In our frenzied business culture, the tendency is to fly through. We do this thankful we made it on time to the next meeting. But what about the forgetting? You know, the thing you thought was spot on. This happens way too often to leaders at every level of the organization. Kind of makes sense when you think of all that comes at us.
If we're not careful, we'll find ourselves scratching our heads wondering what happened to our work and lives. We'll find the unimportant to be great and the important to be good. Turned around to be sure.
Is there a way to cease from the madness? One way is to have a set group of values and become a slave to them. For example, let's say your kids are your #3 value, but your career always causes you to miss the important events. In this case, I would recommend you find a different career. Your values should have good alignment with your employer-really. Anything less is a mirage.
I see the following as great practice for the art of not forgetting:
- Your spouse has stuck with you for ten years-good times and bad. Who else has done this for you? Once a week for the next three months, spend five minutes reviewing all the ways he or she has been there for you.
- Maybe you're super successful in your career. Success is almost a given for you. Do same exercise as in #1 and think about when you needed help double-bad.

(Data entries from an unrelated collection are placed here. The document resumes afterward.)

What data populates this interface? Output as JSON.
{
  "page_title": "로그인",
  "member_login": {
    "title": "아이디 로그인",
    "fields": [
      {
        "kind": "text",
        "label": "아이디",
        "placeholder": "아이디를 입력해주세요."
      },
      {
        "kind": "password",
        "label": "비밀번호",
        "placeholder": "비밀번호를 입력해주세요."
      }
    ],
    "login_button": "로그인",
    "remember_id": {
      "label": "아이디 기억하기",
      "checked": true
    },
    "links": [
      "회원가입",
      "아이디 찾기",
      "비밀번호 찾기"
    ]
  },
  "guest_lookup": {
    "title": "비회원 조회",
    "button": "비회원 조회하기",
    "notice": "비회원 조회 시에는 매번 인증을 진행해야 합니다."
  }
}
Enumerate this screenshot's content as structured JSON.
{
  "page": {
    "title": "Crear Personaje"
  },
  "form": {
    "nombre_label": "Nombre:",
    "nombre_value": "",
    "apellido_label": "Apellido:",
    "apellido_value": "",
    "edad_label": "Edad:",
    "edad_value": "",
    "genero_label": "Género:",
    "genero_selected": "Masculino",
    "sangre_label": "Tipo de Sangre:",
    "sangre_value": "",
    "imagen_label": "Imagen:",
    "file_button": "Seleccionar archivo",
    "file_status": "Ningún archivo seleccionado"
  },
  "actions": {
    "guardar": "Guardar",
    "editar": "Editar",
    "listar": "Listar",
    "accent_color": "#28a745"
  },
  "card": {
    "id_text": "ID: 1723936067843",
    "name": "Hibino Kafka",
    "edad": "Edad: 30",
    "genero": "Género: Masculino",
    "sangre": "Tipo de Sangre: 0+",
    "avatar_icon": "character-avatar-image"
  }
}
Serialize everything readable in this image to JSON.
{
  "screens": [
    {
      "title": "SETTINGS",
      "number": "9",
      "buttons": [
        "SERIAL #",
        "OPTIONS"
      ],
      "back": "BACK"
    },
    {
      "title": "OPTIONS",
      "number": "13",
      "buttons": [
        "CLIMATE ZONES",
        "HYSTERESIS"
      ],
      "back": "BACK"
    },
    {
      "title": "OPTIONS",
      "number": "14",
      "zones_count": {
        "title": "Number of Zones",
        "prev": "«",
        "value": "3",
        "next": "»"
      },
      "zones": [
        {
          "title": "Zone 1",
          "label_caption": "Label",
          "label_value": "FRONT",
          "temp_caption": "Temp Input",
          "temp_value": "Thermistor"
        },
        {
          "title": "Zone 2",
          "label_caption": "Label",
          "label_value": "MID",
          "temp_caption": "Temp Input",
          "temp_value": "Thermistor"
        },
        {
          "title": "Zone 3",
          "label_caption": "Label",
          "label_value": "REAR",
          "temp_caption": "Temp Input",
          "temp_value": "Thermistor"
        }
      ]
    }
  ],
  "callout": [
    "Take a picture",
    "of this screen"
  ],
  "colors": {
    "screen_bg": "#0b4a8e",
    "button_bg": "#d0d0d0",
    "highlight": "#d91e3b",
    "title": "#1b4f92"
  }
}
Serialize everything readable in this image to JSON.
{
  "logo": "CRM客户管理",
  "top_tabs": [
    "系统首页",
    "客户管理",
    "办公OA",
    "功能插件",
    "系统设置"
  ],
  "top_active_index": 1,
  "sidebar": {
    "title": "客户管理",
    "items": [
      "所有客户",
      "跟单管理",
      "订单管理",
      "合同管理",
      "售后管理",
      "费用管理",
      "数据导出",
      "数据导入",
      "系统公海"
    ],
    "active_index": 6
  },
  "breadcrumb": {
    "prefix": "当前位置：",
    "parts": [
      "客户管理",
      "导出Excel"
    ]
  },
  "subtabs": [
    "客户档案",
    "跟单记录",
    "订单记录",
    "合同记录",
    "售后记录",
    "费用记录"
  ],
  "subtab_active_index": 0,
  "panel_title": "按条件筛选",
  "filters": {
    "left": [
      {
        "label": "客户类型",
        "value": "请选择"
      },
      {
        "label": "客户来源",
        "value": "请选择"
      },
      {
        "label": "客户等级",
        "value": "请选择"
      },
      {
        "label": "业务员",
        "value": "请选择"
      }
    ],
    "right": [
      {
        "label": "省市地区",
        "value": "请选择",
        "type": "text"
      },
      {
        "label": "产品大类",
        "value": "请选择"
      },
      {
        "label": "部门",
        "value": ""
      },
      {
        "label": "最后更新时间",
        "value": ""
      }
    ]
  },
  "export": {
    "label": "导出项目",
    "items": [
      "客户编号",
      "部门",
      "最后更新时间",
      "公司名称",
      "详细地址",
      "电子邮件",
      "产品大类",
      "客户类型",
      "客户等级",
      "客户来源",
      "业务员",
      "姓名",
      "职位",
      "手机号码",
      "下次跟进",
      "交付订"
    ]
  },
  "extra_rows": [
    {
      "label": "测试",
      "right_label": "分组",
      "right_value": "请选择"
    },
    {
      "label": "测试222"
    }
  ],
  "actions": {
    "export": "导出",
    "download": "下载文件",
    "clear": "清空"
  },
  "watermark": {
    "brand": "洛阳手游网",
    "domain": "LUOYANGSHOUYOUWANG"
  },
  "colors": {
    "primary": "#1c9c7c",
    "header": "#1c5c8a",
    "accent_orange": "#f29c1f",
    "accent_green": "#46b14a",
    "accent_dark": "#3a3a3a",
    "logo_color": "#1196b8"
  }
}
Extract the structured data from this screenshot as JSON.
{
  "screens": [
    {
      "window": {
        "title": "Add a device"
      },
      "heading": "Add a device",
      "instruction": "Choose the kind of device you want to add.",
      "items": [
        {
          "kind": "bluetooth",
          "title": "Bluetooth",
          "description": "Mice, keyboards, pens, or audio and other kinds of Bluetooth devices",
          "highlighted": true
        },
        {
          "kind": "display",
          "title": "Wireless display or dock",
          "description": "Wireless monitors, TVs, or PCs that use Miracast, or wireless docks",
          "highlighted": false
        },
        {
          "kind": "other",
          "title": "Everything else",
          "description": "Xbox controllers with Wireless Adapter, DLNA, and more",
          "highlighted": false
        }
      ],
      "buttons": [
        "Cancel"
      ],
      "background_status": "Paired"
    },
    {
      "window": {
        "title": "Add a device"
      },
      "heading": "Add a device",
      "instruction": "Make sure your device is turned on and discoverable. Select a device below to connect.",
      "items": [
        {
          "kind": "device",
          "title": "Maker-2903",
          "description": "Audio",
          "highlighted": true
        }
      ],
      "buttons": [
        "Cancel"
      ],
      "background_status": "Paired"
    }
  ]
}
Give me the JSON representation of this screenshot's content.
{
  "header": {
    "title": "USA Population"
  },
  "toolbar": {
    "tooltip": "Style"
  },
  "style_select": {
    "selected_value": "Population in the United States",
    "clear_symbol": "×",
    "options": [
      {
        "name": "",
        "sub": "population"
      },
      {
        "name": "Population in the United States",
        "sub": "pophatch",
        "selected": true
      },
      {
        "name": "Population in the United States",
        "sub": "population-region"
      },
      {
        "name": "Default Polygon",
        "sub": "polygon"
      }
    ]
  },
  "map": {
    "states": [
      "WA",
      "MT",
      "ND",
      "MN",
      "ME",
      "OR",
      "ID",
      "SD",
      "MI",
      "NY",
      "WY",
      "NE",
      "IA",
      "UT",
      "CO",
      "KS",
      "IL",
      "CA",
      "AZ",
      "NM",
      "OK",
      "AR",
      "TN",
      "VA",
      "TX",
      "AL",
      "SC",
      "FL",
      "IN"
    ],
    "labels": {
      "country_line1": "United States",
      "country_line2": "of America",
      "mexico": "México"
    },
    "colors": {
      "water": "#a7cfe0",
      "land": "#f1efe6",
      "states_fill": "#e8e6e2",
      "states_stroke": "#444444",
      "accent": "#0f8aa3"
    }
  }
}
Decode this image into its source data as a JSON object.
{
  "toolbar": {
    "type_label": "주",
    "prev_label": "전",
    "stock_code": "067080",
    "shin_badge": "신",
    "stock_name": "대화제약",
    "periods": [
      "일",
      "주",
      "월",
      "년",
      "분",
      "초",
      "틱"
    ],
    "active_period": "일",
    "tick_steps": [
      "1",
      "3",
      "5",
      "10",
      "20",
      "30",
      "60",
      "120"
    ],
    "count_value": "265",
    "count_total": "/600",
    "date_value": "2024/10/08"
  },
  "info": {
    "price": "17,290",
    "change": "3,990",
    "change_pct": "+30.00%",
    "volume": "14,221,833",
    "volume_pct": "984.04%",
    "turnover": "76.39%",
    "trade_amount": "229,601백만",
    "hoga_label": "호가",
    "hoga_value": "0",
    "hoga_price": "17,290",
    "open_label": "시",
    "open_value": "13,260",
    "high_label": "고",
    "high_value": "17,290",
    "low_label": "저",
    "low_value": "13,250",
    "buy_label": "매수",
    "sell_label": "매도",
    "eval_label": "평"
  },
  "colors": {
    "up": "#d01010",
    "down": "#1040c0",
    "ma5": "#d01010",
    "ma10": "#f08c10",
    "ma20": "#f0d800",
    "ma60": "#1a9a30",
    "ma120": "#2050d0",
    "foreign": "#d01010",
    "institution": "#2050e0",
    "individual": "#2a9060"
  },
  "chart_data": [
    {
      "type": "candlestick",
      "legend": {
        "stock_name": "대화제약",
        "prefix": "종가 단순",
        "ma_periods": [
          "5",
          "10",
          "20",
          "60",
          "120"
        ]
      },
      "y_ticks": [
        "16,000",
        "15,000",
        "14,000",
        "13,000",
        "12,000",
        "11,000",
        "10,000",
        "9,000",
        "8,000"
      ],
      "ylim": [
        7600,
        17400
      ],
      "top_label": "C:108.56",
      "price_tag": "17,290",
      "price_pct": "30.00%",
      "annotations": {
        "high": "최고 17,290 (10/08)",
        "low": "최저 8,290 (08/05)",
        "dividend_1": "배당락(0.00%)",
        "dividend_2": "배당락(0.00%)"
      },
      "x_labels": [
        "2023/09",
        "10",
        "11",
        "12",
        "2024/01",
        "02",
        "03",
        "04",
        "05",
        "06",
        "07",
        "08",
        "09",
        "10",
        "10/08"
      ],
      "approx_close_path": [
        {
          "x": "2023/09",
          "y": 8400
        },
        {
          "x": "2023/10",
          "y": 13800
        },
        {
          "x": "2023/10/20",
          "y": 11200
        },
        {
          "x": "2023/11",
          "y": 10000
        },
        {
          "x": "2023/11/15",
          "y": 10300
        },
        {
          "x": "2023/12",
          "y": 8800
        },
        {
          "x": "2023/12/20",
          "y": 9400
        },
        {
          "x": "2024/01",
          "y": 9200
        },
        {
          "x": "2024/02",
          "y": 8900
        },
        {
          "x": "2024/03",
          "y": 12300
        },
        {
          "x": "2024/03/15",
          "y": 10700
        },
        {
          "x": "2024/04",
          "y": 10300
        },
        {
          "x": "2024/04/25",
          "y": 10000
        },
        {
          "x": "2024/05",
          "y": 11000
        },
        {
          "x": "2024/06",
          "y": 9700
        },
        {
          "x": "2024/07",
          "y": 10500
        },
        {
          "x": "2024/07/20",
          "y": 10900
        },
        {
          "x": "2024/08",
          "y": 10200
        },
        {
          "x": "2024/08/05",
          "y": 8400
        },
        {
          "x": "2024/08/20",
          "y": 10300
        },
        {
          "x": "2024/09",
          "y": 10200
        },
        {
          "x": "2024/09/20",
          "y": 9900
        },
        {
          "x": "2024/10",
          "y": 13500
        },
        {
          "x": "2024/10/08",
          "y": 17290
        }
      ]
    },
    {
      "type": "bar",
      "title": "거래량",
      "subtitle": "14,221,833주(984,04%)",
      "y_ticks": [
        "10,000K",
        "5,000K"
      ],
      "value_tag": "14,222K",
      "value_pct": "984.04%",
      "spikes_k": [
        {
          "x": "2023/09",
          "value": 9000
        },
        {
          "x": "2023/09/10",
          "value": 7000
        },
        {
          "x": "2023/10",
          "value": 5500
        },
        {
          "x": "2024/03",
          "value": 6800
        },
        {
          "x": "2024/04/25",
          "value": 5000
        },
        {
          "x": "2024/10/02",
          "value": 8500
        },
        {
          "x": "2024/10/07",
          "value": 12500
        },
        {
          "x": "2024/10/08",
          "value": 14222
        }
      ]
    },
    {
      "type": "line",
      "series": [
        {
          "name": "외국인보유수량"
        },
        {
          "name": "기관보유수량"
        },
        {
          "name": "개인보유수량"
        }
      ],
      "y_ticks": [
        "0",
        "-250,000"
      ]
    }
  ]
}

- Maybe you have friends that surround you. Everyone wants to hang around. Do the same exercise as in #1 and #2, and think about how many people would stick around if all you had was your name.
The above will create a habit of not forgetting, and maybe more importantly create an attitude focused on humility. Isn't that what you want?
I started to write this post as a one sentence remembrance to those who lost their lives on 9/11/2001. The sentence went like this:
"I haven't forgotten 9/11/2001 or the people who lost their lives."
Seems the art of not forgetting is more important than I first thought.